Essentially, the system is made up of the wire rope hook cables (pendants), purchase cables (tapes), sheaves, and arresting engines. The ends of the cable can actually be detached quickly, for replacement—equipped with terminal couplings (cables can be changed out on a carrier in two to three minutes). Wire supports—which are simply flexible, curved steel leaf springs—raise the pendants a few inches so they can be more easily hooked by a landing aircraft. A “donut” support is used to raise the cable on a land-based arrest system—usually a minimum of two inches.
Connected to the arresting cable is the purchase cable. These wires are much longer and are not easily removed. There are two purchase cables per arresting cable—on opposite ends of the wire. When the aircraft engages the pendant with its tailhook, the purchase cables “pay out” by transmitting the force of the landing aircraft from the arresting gear to the arresting engine. The purchase cables run through “sheaves,” either within the flight deck or along the runway—to the arresting engine. These sheaves serve as a hydraulic shock absorber that accommodates the landing speed of the aircraft.
Every pendant (deck cable) has its own engine system that absorbs and dispels the energy accumulated when an aircraft lands. Aircraft carriers use what is known as a hydro-pneumatic system—oil fluid is forced out of a cylinder by a ram connected to a purchase cable. The fluid is pushed through a control valve—a system described as the “constant runnout control valve”—whereby any aircraft, regardless of weight or speed, can be stopped with the same amount of runnout. The constant pressure for arresting gear is set at about 400 pounds per square inch, and this constant runnout valve actually stops the aircraft, rather than hydraulic pressure. As the aircraft assumes its approach, its weight is recorded by the arresting gear engine operator—having received it from Primary Flight Control. The constant runnout control valve is then adjusted to the setting for that particular aircraft, and the system all but takes care of itself.

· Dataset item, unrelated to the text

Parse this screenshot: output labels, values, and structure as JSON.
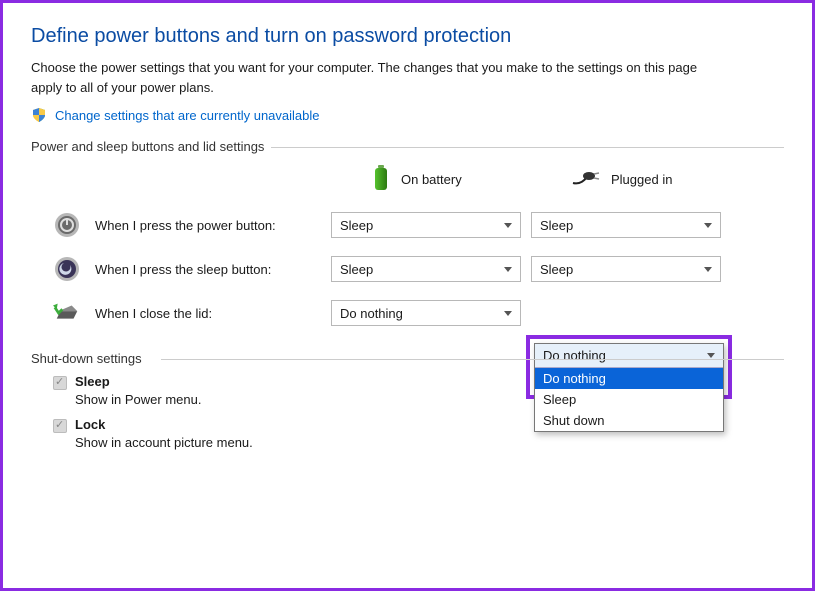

Through the years, carriers, and their amazingly efficient systems, continue to evolve. Scholl has noticed an increase in rope size as jets get bigger and faster, and even sees the deck cable’s role changing in time. “Eventually, synthetic (polymer) rope may be used. The use of other types of planes that do not need a runway will also reduce the need for arrestors.”
Until then, the arresting system itself is about to get a major facelift. The USS Gerald R. Ford (CVN 78), is expected to join the Naval fleet in 2016, and will be fitted with the newest system—the Advanced Arresting Gear (AAG). This high-level system will employ the most technologically proficient digital arresting components and controls on the planet—and is designed to recover aircrafts of any size. The AAG’s benefits will be numerous, and will set a new standard with built-in test and diagnostic capabilities—providing for less operational maintenance and manpower, and increased safety and reliability.
In the modern age, perhaps nothing is more advanced than an aircraft carrier. And these floating cities of maintenance and might would certainly have an entirely different purpose if it wasn’t for a familiar piece of twisted steel that most of us have come to know simply as, wire rope.